The Skidmore Guide to Writing

Quotations--Italicizing for Emphasis

Sometimes when you quote a passage, you want your reader to pay attention to a particular word or phrase. You can italicize that word or phrase when you quote, but you must indicate to your reader that you have added the italics. Here's how to do it:

As late as 1929, Pierre Janet, lecturing on mental illness, connected madness to supernatural superhuman abilities. "In the development of every great religion, both in ancient and in modern times," Janet said, "there have always been strange persons who raised the admiration of the crowd because their nature seemed to be different from human nature" (Janet 8, italics added). This distinction made madness both feared and envied.

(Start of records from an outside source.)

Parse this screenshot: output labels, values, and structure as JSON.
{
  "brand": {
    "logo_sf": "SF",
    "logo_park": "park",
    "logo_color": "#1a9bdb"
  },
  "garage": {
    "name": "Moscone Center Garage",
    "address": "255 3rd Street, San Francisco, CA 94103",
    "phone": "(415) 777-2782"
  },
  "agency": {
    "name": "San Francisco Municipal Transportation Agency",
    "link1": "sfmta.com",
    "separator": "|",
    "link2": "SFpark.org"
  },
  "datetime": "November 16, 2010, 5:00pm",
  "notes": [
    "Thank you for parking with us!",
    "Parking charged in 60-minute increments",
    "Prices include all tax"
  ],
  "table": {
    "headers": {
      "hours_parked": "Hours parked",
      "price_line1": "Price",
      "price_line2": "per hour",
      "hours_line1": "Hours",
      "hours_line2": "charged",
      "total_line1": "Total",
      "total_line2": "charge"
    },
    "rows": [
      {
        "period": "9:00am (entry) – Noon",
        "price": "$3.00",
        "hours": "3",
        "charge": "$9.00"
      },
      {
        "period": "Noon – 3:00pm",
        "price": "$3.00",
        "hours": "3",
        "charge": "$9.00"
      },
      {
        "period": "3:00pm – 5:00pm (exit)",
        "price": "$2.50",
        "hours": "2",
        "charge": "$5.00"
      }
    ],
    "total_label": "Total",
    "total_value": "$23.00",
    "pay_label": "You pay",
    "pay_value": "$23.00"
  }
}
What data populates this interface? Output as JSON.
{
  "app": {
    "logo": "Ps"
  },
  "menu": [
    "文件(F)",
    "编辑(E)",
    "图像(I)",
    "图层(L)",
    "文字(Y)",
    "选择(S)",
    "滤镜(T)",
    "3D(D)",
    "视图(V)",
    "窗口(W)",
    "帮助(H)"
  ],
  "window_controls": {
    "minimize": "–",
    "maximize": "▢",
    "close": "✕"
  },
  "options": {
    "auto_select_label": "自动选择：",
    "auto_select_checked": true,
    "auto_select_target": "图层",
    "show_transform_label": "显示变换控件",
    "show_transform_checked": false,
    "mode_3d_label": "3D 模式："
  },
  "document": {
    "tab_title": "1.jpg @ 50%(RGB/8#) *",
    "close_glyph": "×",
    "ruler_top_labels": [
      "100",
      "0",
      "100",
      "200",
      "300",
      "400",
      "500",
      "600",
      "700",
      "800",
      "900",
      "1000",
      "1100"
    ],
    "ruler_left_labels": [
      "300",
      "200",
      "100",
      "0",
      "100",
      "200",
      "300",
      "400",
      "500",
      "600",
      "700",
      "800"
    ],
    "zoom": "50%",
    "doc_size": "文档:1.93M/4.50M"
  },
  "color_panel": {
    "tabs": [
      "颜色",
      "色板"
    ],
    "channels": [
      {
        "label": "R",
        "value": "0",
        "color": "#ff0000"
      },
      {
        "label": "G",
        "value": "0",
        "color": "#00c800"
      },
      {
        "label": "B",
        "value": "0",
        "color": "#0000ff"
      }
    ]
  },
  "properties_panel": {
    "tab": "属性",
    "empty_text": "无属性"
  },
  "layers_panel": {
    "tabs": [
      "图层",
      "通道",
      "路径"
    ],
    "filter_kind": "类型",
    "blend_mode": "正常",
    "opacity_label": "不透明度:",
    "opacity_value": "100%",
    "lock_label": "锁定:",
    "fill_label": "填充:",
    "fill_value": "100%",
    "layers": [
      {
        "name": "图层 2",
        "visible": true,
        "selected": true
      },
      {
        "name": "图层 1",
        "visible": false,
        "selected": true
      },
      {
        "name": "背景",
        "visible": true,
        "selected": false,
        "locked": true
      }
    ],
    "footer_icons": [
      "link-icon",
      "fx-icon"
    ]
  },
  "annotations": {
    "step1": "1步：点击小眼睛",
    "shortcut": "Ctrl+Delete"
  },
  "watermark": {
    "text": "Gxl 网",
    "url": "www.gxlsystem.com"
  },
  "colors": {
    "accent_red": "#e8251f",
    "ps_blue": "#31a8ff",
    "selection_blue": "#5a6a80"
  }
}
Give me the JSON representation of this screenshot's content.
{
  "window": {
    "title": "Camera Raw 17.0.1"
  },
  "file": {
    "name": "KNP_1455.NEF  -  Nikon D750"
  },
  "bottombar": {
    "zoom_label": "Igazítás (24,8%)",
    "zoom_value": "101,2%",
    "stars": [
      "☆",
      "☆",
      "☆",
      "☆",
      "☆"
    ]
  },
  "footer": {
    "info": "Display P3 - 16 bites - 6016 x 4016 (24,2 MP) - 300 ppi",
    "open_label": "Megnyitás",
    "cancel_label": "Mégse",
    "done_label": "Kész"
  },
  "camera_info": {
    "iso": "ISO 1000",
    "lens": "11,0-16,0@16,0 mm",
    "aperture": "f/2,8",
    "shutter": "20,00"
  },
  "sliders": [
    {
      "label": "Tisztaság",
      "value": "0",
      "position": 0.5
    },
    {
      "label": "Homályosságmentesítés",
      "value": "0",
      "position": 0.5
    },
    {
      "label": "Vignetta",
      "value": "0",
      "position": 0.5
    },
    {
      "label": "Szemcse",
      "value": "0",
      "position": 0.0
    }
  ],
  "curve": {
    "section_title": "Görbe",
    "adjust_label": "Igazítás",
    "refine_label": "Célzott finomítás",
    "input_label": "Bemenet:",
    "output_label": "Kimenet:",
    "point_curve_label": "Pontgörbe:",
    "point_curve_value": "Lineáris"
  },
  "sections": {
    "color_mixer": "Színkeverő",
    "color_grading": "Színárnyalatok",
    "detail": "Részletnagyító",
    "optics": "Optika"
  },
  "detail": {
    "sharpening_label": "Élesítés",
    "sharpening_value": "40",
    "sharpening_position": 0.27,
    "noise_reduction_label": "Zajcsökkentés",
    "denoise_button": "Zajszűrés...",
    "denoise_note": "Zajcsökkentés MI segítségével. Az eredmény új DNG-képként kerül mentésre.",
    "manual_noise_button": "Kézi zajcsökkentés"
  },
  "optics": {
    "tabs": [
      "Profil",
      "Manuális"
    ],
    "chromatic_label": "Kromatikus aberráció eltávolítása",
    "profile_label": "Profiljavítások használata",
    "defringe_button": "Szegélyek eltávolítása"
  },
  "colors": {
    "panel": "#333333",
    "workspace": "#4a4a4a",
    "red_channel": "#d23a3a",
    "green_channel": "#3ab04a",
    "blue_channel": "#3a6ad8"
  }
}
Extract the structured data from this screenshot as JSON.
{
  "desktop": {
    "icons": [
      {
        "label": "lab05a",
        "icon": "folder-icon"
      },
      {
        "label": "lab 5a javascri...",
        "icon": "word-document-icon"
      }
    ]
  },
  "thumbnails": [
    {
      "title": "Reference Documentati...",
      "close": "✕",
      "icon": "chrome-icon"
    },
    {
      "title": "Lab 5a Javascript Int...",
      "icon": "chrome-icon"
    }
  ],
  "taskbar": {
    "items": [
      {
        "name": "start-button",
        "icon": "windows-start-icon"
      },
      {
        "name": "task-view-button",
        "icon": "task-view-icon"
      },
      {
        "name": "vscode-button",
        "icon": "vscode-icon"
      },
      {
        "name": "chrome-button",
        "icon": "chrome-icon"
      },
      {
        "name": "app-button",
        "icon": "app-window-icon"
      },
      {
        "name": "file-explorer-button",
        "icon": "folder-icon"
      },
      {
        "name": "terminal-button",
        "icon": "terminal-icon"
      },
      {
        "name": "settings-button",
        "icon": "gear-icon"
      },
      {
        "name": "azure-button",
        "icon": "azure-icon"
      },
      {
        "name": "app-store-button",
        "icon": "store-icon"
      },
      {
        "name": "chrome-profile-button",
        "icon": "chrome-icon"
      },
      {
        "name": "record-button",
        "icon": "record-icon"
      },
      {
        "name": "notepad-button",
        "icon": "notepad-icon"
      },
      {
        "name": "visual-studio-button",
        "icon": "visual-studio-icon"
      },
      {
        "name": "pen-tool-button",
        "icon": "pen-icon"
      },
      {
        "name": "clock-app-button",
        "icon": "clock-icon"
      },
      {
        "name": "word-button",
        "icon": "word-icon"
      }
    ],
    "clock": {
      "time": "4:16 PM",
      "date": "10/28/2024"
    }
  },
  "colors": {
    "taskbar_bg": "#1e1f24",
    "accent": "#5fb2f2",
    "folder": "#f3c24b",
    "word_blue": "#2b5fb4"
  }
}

Besides the addition of italics, notice how the writer broke the quotation into two parts by interrupting the quoted passage with "Janet said." These interruptions serve well to help you integrate the quoted material into your own writing. Notice, also, that the writer commented upon the italicized terms in the sentence that follows the quotation. 

Click here to read more about punctuation with quotations.